Driving up a winding hill of a small back alley, making a final bend in the road, we reached one of the highest points in the village of Cucuron. The homes are all adjoined, creating an outstretched single building front with the stonewalls blending into the narrow muted roads. Tucked away in a little corner of the street is the home of Hélène Paris, a local potter, "pottière" as one would say in French. A good friend of my mother-in-law, I was introduced to Hélène at the market while vacationing in Provence some years ago. Her atelier located downstairs in her home, a small sanctuary in the heart of the village, has the air of being more a grotto than an actual studio.
Stone steps from an outdoor terrace lead you down to a narrow walkway lined with plants, a small alcove filled with whimsical baskets and two doors that seem to step from history. One door leads to her workshop and the other to her showroom, both small spaces with cobblestone walls, low rounded ceilings and built in the old masonry way. The building itself is very old, a typical village house with multiple floors, built upwards with an outdoor terrace. In the past the actual atelier space was likely used for animals, presumptively goats, a part of the home where villagers kept their livestock at night within the city.
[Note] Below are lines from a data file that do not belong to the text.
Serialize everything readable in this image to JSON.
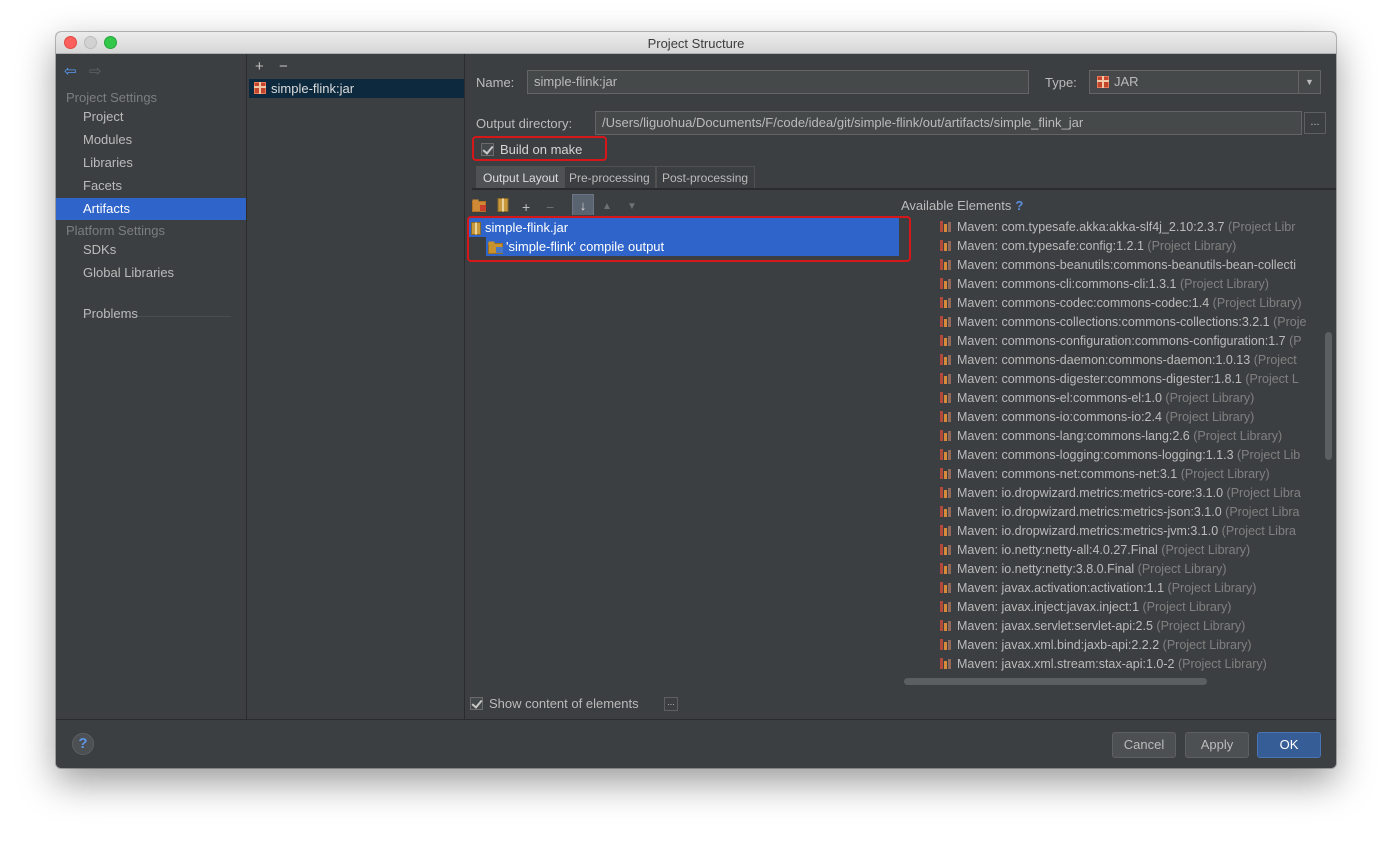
{
  "window": {
    "title": "Project Structure"
  },
  "sidebar": {
    "back_icon": "arrow-back-icon",
    "forward_icon": "arrow-forward-icon",
    "project_settings_header": "Project Settings",
    "platform_settings_header": "Platform Settings",
    "items": [
      {
        "label": "Project"
      },
      {
        "label": "Modules"
      },
      {
        "label": "Libraries"
      },
      {
        "label": "Facets"
      },
      {
        "label": "Artifacts",
        "selected": true
      },
      {
        "label": "SDKs"
      },
      {
        "label": "Global Libraries"
      },
      {
        "label": "Problems"
      }
    ]
  },
  "artifacts_panel": {
    "add_icon": "+",
    "remove_icon": "−",
    "items": [
      {
        "label": "simple-flink:jar",
        "selected": true
      }
    ]
  },
  "details": {
    "name_label": "Name:",
    "name_value": "simple-flink:jar",
    "type_label": "Type:",
    "type_value": "JAR",
    "output_dir_label": "Output directory:",
    "output_dir_value": "/Users/liguohua/Documents/F/code/idea/git/simple-flink/out/artifacts/simple_flink_jar",
    "browse_label": "...",
    "build_on_make_label": "Build on make",
    "build_on_make_checked": true,
    "tabs": [
      {
        "label": "Output Layout",
        "active": true
      },
      {
        "label": "Pre-processing"
      },
      {
        "label": "Post-processing"
      }
    ],
    "show_content_label": "Show content of elements",
    "show_content_checked": true,
    "show_content_more": "..."
  },
  "output_layout": {
    "toolbar": {
      "plus": "+",
      "minus": "−",
      "sort": "↓",
      "up": "▲",
      "down": "▼"
    },
    "tree": [
      {
        "label": "simple-flink.jar",
        "icon": "jar-icon"
      },
      {
        "label": "'simple-flink' compile output",
        "icon": "module-output-folder-icon"
      }
    ]
  },
  "available_elements": {
    "title": "Available Elements",
    "help": "?",
    "items": [
      {
        "name": "Maven: com.typesafe.akka:akka-slf4j_2.10:2.3.7",
        "suffix": "(Project Libr"
      },
      {
        "name": "Maven: com.typesafe:config:1.2.1",
        "suffix": "(Project Library)"
      },
      {
        "name": "Maven: commons-beanutils:commons-beanutils-bean-collecti",
        "suffix": ""
      },
      {
        "name": "Maven: commons-cli:commons-cli:1.3.1",
        "suffix": "(Project Library)"
      },
      {
        "name": "Maven: commons-codec:commons-codec:1.4",
        "suffix": "(Project Library)"
      },
      {
        "name": "Maven: commons-collections:commons-collections:3.2.1",
        "suffix": "(Proje"
      },
      {
        "name": "Maven: commons-configuration:commons-configuration:1.7",
        "suffix": "(P"
      },
      {
        "name": "Maven: commons-daemon:commons-daemon:1.0.13",
        "suffix": "(Project"
      },
      {
        "name": "Maven: commons-digester:commons-digester:1.8.1",
        "suffix": "(Project L"
      },
      {
        "name": "Maven: commons-el:commons-el:1.0",
        "suffix": "(Project Library)"
      },
      {
        "name": "Maven: commons-io:commons-io:2.4",
        "suffix": "(Project Library)"
      },
      {
        "name": "Maven: commons-lang:commons-lang:2.6",
        "suffix": "(Project Library)"
      },
      {
        "name": "Maven: commons-logging:commons-logging:1.1.3",
        "suffix": "(Project Lib"
      },
      {
        "name": "Maven: commons-net:commons-net:3.1",
        "suffix": "(Project Library)"
      },
      {
        "name": "Maven: io.dropwizard.metrics:metrics-core:3.1.0",
        "suffix": "(Project Libra"
      },
      {
        "name": "Maven: io.dropwizard.metrics:metrics-json:3.1.0",
        "suffix": "(Project Libra"
      },
      {
        "name": "Maven: io.dropwizard.metrics:metrics-jvm:3.1.0",
        "suffix": "(Project Libra"
      },
      {
        "name": "Maven: io.netty:netty-all:4.0.27.Final",
        "suffix": "(Project Library)"
      },
      {
        "name": "Maven: io.netty:netty:3.8.0.Final",
        "suffix": "(Project Library)"
      },
      {
        "name": "Maven: javax.activation:activation:1.1",
        "suffix": "(Project Library)"
      },
      {
        "name": "Maven: javax.inject:javax.inject:1",
        "suffix": "(Project Library)"
      },
      {
        "name": "Maven: javax.servlet:servlet-api:2.5",
        "suffix": "(Project Library)"
      },
      {
        "name": "Maven: javax.xml.bind:jaxb-api:2.2.2",
        "suffix": "(Project Library)"
      },
      {
        "name": "Maven: javax.xml.stream:stax-api:1.0-2",
        "suffix": "(Project Library)"
      }
    ]
  },
  "buttons": {
    "help": "?",
    "cancel": "Cancel",
    "apply": "Apply",
    "ok": "OK"
  },
  "colors": {
    "background": "#3c3f41",
    "selection": "#2f65ca",
    "highlight_box": "#d5171a",
    "primary_button": "#375d97"
  }
}
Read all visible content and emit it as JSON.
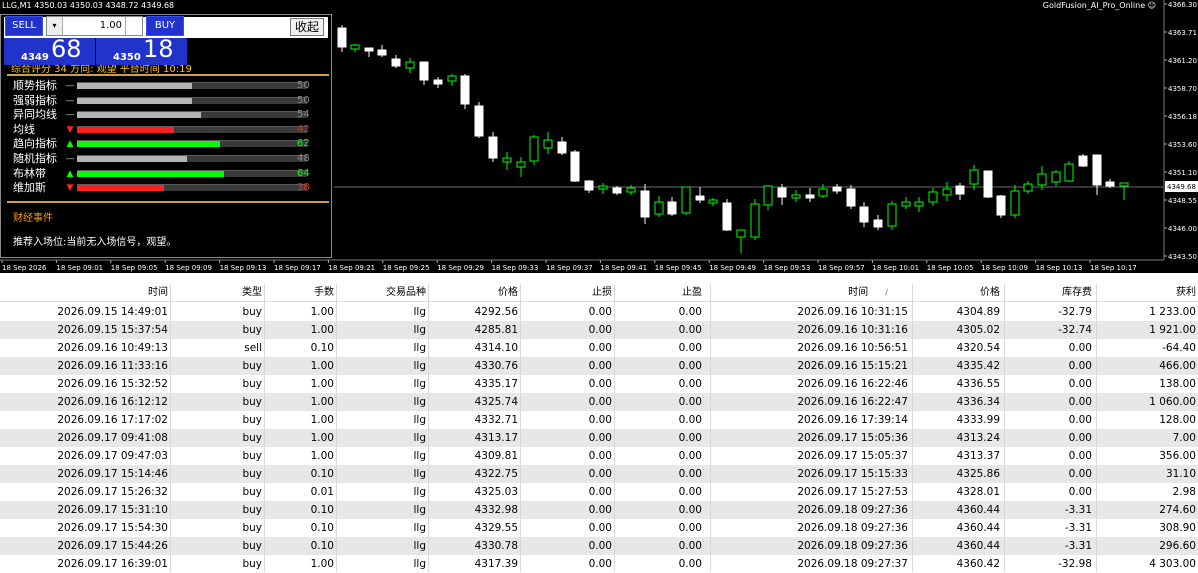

Simple yet functional and standing to the test of time, this home represents modest, quiet and tranquil Provençal living.
Hélène studied 5 years at Les Beaux Arts, the famous school of fine arts, located in Aix en Provence. Beginning her path of pottery part-time while working in Paris, changes with her job prompted a new life direction to a more creative path, Hélène headed south returning to the Luberon with the decision to pursue her passion as a full-time potter, which she has now been doing for 13 years. Taught by a master potter who ultimately became her mentor, her style of pottery is known as tordu, meaning twisted in French, given by its purposely imperfect shape. Hélène works in a Mediterranean style pottery that is created in the terre vernissée technique which pertains to how the color is applied, the objects dried and baked.
A cat lover, Hélène is surrounded by four feline friends, her companions of life and work, moseying about her atelier, keeping a lazy eye over her creations while amazingly never breaking a piece. Stepping into her atelier the smell of raw clay fills the air, like the soil in a forest after a rain shower, earthy but soft. Pottery is scattered outdoors sitting in the Provençal sun, slowly drying, setting in form before being hand varnished. The unfinished pieces beautiful in their own rawness seemed to be effortlessly molded and created by Hélène. Cups, bowls, plates, dishes, pots and more, in a variety of shapes and sizes with a plethora of colors, mostly muted, softer shades, multi-colored or tonal. Much of her work is themed, florals reminiscent of the impressionist style or abstract designs, but all delicate and warm.
A lover of pottery at heart, Hélène frequents shows to experience the pottery of other artisans, not only for learning but also as inspiration. Her pottery is a reflection of her Provençal environment, the rolling hills, the open fields, the flowers, the seasons, and is an extension of herself. She lives a passion driven life, guided by a love of pottery and nature, and a desire to create. When not working in her atelier, Hélène can be found at both the Lourmarin and Cucuron markets where she shows weekly...